* **ACTIVITY**: Count how many lines of the material contain the string "main", then give that number and nothing more.
==*==
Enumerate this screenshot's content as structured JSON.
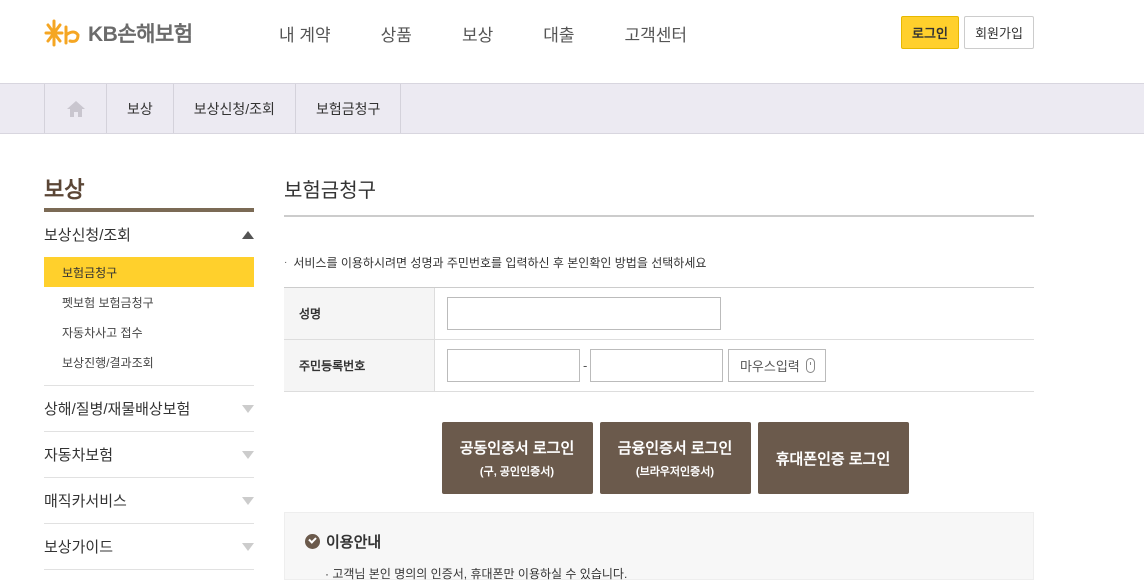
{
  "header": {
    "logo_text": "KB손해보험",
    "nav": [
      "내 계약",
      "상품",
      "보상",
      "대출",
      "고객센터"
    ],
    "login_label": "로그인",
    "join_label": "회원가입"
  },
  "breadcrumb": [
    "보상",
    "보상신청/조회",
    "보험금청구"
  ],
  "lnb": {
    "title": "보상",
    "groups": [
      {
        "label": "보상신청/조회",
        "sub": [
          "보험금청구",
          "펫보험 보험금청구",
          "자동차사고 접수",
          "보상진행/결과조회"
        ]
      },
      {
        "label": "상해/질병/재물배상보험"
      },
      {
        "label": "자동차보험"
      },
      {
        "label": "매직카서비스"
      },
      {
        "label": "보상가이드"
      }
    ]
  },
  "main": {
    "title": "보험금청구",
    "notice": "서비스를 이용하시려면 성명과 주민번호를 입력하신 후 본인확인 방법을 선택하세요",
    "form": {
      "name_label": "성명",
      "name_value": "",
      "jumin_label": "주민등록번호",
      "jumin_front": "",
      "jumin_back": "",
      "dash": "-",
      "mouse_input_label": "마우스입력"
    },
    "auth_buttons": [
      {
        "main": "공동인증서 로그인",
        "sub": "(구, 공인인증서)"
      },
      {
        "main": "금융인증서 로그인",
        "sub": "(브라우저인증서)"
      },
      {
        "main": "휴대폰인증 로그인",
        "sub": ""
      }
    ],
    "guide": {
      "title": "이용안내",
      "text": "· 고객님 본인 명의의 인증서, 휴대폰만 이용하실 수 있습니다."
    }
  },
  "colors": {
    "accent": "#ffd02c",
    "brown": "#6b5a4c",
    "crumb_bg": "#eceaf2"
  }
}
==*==
* **WRITTEN SOLUTION**: 4